What is the number of lines below that contain the word "this"? Respond with that number alone.

Saved entries:

<<<<

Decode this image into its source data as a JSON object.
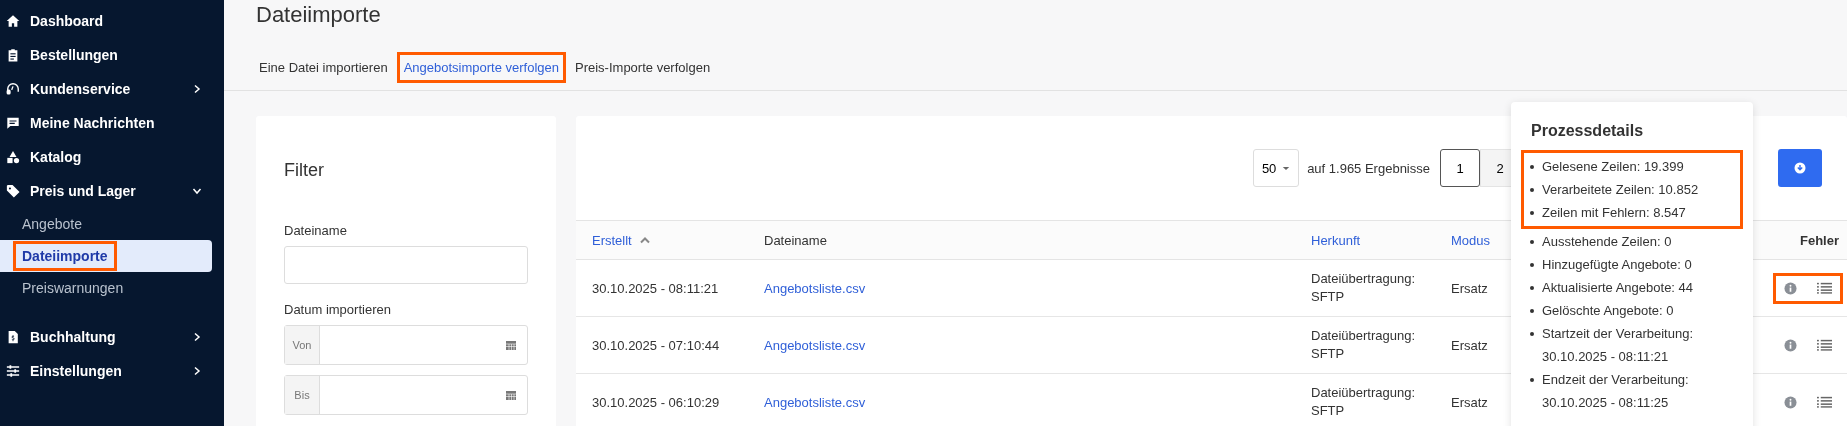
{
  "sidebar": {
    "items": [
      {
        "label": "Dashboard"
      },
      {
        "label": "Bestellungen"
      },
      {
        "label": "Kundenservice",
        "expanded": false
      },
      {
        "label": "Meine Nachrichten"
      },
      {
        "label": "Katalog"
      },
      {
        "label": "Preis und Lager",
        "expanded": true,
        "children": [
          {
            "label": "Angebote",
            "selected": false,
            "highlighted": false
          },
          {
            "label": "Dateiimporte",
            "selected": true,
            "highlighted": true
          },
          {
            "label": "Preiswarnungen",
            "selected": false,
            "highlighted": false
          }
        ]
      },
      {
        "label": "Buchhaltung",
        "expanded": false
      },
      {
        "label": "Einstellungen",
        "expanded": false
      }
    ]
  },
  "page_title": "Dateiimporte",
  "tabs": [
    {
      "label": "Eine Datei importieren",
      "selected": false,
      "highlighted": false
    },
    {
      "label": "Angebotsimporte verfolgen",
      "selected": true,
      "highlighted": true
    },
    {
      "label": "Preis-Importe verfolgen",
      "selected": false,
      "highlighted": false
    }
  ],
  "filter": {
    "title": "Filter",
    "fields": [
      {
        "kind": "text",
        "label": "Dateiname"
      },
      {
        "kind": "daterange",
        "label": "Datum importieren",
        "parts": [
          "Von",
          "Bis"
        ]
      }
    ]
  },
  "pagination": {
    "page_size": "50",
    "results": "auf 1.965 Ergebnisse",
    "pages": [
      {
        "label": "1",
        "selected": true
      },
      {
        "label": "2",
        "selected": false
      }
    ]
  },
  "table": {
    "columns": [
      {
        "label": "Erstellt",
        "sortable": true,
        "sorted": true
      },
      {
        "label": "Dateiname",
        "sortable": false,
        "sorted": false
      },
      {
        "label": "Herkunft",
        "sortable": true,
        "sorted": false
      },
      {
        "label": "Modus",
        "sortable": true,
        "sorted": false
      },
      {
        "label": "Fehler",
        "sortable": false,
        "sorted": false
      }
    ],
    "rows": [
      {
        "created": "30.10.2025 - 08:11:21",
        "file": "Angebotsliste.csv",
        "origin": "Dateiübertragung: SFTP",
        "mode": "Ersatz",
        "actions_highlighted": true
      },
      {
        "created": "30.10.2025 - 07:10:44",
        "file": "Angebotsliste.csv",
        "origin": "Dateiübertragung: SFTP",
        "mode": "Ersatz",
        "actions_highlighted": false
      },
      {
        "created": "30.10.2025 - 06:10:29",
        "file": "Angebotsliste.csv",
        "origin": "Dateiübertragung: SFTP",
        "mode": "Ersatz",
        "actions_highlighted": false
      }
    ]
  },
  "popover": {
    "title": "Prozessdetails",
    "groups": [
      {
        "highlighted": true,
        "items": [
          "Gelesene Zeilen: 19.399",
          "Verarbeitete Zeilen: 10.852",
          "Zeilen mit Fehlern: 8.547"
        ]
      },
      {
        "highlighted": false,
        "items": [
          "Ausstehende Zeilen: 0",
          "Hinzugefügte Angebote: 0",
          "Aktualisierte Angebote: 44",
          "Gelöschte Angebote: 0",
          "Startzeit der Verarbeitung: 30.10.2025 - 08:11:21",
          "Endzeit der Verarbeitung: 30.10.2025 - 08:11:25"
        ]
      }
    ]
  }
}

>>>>
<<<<

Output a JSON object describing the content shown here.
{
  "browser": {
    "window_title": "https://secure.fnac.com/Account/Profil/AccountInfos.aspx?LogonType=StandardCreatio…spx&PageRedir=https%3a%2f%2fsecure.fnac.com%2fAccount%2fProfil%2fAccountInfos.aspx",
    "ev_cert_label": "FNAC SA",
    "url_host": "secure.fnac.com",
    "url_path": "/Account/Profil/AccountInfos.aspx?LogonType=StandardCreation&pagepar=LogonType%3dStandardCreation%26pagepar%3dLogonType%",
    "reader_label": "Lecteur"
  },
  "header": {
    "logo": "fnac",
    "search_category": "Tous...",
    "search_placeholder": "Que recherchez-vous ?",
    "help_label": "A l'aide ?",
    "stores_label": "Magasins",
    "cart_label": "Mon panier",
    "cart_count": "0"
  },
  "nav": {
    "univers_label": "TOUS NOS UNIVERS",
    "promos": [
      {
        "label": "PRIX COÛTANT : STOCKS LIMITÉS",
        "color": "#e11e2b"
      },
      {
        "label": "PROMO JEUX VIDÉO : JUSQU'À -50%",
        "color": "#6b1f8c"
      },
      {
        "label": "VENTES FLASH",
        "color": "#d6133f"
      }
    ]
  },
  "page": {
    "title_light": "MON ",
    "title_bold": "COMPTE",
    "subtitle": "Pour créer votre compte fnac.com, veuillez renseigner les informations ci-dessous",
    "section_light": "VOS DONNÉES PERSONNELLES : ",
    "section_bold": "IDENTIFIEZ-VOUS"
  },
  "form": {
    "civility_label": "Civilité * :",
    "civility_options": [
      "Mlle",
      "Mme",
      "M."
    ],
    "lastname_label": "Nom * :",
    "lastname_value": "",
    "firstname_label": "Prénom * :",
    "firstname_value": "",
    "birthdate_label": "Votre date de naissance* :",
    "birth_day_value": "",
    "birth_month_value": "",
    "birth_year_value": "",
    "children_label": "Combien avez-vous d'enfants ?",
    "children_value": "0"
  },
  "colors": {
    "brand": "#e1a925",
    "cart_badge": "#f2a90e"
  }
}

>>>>
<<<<

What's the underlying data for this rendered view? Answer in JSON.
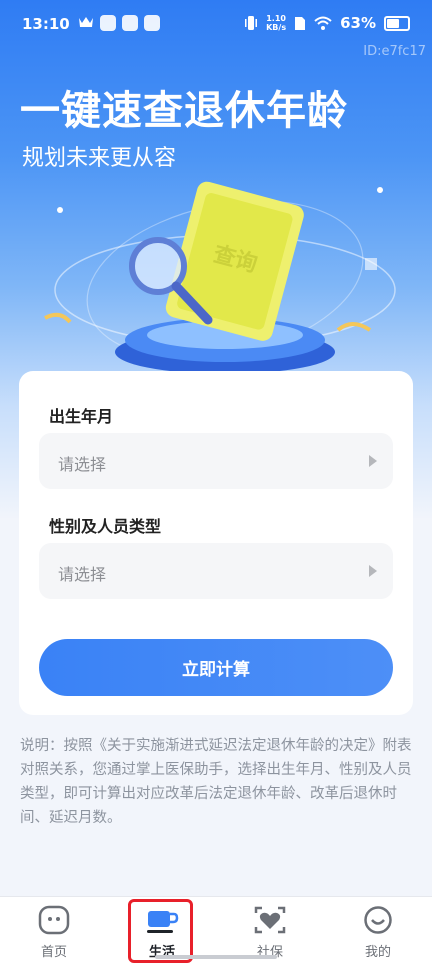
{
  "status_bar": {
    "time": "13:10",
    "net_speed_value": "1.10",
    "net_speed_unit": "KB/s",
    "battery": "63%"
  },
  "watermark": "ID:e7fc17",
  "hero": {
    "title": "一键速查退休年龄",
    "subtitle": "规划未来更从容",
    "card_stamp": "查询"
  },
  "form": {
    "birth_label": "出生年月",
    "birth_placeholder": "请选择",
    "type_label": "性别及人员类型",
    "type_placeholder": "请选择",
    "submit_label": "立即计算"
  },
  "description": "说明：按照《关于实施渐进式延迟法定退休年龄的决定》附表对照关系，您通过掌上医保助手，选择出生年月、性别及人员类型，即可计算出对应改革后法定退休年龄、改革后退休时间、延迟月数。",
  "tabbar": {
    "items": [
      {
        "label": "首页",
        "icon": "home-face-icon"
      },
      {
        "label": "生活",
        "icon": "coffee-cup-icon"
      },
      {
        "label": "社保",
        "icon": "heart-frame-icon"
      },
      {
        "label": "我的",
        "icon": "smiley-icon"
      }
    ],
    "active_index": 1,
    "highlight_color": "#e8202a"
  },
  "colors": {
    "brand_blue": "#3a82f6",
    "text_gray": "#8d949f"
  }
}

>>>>

Answer space: 2